Segment Start: Data shown

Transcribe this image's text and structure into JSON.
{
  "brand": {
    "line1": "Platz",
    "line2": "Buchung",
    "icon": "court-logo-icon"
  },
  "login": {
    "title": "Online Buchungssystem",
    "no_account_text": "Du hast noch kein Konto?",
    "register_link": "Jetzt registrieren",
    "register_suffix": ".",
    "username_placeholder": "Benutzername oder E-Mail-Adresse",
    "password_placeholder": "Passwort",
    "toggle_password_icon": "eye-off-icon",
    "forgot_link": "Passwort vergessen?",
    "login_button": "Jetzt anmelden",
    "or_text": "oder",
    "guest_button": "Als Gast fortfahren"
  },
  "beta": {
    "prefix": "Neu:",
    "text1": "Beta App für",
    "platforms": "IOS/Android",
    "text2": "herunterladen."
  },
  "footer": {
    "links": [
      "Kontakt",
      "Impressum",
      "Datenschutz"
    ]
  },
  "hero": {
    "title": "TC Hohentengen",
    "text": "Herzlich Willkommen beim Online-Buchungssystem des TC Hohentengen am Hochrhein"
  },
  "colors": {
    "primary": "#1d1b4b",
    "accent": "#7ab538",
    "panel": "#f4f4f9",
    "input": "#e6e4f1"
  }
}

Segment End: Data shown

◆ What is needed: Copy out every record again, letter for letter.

◆ Written answer:
Transcribe this image's text and structure into JSON.
{
  "brand": {
    "line1": "Platz",
    "line2": "Buchung",
    "icon": "court-logo-icon"
  },
  "login": {
    "title": "Online Buchungssystem",
    "no_account_text": "Du hast noch kein Konto?",
    "register_link": "Jetzt registrieren",
    "register_suffix": ".",
    "username_placeholder": "Benutzername oder E-Mail-Adresse",
    "password_placeholder": "Passwort",
    "toggle_password_icon": "eye-off-icon",
    "forgot_link": "Passwort vergessen?",
    "login_button": "Jetzt anmelden",
    "or_text": "oder",
    "guest_button": "Als Gast fortfahren"
  },
  "beta": {
    "prefix": "Neu:",
    "text1": "Beta App für",
    "platforms": "IOS/Android",
    "text2": "herunterladen."
  },
  "footer": {
    "links": [
      "Kontakt",
      "Impressum",
      "Datenschutz"
    ]
  },
  "hero": {
    "title": "TC Hohentengen",
    "text": "Herzlich Willkommen beim Online-Buchungssystem des TC Hohentengen am Hochrhein"
  },
  "colors": {
    "primary": "#1d1b4b",
    "accent": "#7ab538",
    "panel": "#f4f4f9",
    "input": "#e6e4f1"
  }
}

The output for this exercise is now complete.